◆ **Data for this exercise**
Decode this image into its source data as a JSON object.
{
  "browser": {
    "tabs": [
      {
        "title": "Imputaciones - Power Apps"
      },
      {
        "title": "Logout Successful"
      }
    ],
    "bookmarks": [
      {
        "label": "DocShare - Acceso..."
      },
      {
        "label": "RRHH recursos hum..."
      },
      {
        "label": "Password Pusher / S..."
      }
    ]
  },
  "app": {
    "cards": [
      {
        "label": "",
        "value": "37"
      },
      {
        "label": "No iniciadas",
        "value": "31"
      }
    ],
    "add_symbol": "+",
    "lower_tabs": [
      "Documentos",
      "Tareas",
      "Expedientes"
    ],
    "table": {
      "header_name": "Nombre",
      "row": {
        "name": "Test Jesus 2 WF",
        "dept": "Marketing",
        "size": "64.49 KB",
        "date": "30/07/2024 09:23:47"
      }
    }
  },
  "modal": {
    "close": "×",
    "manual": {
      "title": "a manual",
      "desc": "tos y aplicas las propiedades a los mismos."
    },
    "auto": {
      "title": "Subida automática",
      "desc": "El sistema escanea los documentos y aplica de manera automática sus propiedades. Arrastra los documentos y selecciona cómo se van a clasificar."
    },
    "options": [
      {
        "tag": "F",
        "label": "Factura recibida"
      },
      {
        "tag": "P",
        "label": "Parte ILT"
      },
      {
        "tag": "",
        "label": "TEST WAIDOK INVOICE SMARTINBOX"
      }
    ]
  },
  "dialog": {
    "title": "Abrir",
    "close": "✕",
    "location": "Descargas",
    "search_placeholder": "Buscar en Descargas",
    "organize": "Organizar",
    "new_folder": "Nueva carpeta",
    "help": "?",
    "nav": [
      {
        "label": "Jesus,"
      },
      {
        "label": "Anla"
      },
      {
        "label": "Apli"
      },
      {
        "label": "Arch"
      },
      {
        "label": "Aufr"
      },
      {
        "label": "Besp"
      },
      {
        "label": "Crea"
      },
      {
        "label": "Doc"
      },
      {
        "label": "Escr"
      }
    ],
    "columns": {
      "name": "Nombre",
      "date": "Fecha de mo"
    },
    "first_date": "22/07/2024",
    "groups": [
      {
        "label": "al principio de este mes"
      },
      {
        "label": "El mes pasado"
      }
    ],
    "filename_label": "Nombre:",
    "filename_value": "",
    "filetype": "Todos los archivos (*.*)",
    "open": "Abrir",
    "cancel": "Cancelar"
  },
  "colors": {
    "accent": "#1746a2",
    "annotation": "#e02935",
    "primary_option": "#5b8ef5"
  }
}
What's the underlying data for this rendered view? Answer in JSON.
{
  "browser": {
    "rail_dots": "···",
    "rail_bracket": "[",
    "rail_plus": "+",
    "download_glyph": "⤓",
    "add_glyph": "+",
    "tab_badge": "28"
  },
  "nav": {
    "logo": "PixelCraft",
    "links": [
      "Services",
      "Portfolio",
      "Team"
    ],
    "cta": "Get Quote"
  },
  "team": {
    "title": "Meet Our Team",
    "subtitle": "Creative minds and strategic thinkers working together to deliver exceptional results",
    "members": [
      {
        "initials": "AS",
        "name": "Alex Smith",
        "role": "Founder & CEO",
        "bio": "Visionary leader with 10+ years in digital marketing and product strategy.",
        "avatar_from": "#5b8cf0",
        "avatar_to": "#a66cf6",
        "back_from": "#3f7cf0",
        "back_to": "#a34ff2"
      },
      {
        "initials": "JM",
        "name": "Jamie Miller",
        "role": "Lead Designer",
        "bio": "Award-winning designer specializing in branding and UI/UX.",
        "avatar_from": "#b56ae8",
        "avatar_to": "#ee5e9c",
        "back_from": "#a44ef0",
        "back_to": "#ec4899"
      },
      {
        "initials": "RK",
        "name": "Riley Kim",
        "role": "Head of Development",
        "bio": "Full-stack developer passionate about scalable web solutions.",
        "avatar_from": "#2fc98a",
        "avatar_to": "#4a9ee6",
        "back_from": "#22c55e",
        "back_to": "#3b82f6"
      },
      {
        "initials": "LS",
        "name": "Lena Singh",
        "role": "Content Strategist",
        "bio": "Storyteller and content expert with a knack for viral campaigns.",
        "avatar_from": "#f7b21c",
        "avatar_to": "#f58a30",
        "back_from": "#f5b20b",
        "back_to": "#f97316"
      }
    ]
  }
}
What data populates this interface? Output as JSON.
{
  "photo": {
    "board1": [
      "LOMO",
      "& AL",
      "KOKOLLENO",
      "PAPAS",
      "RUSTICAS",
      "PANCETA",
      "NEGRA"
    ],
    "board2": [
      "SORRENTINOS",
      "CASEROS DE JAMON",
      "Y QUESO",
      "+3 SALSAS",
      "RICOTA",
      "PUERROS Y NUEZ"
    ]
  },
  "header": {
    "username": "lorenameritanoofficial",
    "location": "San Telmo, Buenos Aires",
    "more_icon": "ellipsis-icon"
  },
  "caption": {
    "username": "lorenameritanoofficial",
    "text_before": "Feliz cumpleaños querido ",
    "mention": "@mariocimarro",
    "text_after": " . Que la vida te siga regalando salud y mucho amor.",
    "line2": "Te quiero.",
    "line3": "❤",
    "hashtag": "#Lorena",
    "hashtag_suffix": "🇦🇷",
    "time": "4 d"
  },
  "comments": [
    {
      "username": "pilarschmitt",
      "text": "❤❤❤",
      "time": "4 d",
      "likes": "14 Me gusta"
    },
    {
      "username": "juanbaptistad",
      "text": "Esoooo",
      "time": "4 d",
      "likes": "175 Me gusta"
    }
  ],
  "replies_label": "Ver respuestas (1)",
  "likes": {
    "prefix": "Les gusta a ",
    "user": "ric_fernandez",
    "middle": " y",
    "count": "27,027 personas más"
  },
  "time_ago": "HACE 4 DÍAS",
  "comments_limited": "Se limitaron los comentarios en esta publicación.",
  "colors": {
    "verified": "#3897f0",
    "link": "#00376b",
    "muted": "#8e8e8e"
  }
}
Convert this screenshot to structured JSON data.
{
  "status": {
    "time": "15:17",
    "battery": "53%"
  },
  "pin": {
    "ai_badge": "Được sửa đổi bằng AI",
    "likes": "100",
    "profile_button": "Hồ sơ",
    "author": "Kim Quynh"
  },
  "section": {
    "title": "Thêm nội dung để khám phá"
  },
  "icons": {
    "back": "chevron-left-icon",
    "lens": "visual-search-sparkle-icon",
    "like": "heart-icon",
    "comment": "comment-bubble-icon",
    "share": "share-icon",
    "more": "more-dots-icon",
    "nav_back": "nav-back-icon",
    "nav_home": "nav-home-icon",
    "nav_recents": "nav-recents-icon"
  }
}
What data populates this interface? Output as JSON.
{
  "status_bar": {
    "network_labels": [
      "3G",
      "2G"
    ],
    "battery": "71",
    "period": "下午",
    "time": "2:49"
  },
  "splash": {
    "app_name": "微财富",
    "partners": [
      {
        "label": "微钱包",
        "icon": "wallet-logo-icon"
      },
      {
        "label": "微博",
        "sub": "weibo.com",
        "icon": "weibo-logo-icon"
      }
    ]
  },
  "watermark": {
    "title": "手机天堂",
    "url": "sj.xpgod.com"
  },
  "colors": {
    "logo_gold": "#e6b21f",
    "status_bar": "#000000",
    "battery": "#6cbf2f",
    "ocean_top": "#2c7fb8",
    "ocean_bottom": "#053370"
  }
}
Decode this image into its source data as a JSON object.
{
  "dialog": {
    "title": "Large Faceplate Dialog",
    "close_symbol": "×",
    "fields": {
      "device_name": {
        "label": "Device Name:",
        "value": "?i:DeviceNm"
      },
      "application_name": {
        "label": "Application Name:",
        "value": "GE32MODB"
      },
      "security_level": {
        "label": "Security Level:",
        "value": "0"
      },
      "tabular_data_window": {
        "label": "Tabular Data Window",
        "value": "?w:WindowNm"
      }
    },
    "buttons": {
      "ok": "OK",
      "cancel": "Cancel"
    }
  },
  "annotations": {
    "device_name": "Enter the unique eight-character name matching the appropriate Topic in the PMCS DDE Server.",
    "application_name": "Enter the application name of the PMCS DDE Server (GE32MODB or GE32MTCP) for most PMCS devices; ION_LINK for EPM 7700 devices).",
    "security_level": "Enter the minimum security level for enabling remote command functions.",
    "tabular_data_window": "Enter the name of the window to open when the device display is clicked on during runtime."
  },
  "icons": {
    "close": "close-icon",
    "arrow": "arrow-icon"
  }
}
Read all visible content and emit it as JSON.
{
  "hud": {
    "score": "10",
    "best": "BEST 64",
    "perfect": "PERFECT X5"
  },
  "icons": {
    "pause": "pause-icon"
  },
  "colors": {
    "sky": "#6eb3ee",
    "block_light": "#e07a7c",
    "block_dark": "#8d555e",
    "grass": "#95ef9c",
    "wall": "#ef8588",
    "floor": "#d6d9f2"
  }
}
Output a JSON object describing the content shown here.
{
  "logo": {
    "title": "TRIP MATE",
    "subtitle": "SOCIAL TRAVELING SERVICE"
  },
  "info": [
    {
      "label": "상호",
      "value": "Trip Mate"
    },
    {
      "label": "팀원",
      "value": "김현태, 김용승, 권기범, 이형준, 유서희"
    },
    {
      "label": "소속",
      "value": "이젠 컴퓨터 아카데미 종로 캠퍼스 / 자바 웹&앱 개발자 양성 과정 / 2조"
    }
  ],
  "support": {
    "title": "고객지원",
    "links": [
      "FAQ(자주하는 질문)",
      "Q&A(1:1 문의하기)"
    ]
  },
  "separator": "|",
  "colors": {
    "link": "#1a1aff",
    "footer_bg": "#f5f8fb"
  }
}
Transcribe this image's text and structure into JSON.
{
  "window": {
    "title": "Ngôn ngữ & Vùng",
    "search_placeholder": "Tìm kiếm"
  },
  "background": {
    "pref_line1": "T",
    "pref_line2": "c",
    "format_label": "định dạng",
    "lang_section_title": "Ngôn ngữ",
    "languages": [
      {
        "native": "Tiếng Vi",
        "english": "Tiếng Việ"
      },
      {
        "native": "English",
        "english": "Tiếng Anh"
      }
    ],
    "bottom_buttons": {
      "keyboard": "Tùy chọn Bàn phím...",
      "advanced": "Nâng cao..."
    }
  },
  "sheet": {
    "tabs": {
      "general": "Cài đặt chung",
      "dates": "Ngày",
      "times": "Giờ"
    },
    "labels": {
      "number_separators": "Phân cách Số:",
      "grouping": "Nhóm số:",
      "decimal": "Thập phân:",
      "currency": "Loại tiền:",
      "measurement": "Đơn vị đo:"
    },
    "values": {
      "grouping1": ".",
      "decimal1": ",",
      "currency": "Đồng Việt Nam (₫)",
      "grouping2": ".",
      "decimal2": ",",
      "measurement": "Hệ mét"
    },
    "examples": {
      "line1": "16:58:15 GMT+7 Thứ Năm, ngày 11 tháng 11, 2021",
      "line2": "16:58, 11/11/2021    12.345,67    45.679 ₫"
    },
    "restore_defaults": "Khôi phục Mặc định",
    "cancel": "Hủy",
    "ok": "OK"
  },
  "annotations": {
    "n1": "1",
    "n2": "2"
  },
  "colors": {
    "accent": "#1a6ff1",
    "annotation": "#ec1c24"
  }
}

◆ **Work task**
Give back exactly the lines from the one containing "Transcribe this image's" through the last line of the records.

◆ **Answer box**
Transcribe this image's text and structure into JSON.
{
  "window": {
    "title": "Ngôn ngữ & Vùng",
    "search_placeholder": "Tìm kiếm"
  },
  "background": {
    "pref_line1": "T",
    "pref_line2": "c",
    "format_label": "định dạng",
    "lang_section_title": "Ngôn ngữ",
    "languages": [
      {
        "native": "Tiếng Vi",
        "english": "Tiếng Việ"
      },
      {
        "native": "English",
        "english": "Tiếng Anh"
      }
    ],
    "bottom_buttons": {
      "keyboard": "Tùy chọn Bàn phím...",
      "advanced": "Nâng cao..."
    }
  },
  "sheet": {
    "tabs": {
      "general": "Cài đặt chung",
      "dates": "Ngày",
      "times": "Giờ"
    },
    "labels": {
      "number_separators": "Phân cách Số:",
      "grouping": "Nhóm số:",
      "decimal": "Thập phân:",
      "currency": "Loại tiền:",
      "measurement": "Đơn vị đo:"
    },
    "values": {
      "grouping1": ".",
      "decimal1": ",",
      "currency": "Đồng Việt Nam (₫)",
      "grouping2": ".",
      "decimal2": ",",
      "measurement": "Hệ mét"
    },
    "examples": {
      "line1": "16:58:15 GMT+7 Thứ Năm, ngày 11 tháng 11, 2021",
      "line2": "16:58, 11/11/2021    12.345,67    45.679 ₫"
    },
    "restore_defaults": "Khôi phục Mặc định",
    "cancel": "Hủy",
    "ok": "OK"
  },
  "annotations": {
    "n1": "1",
    "n2": "2"
  },
  "colors": {
    "accent": "#1a6ff1",
    "annotation": "#ec1c24"
  }
}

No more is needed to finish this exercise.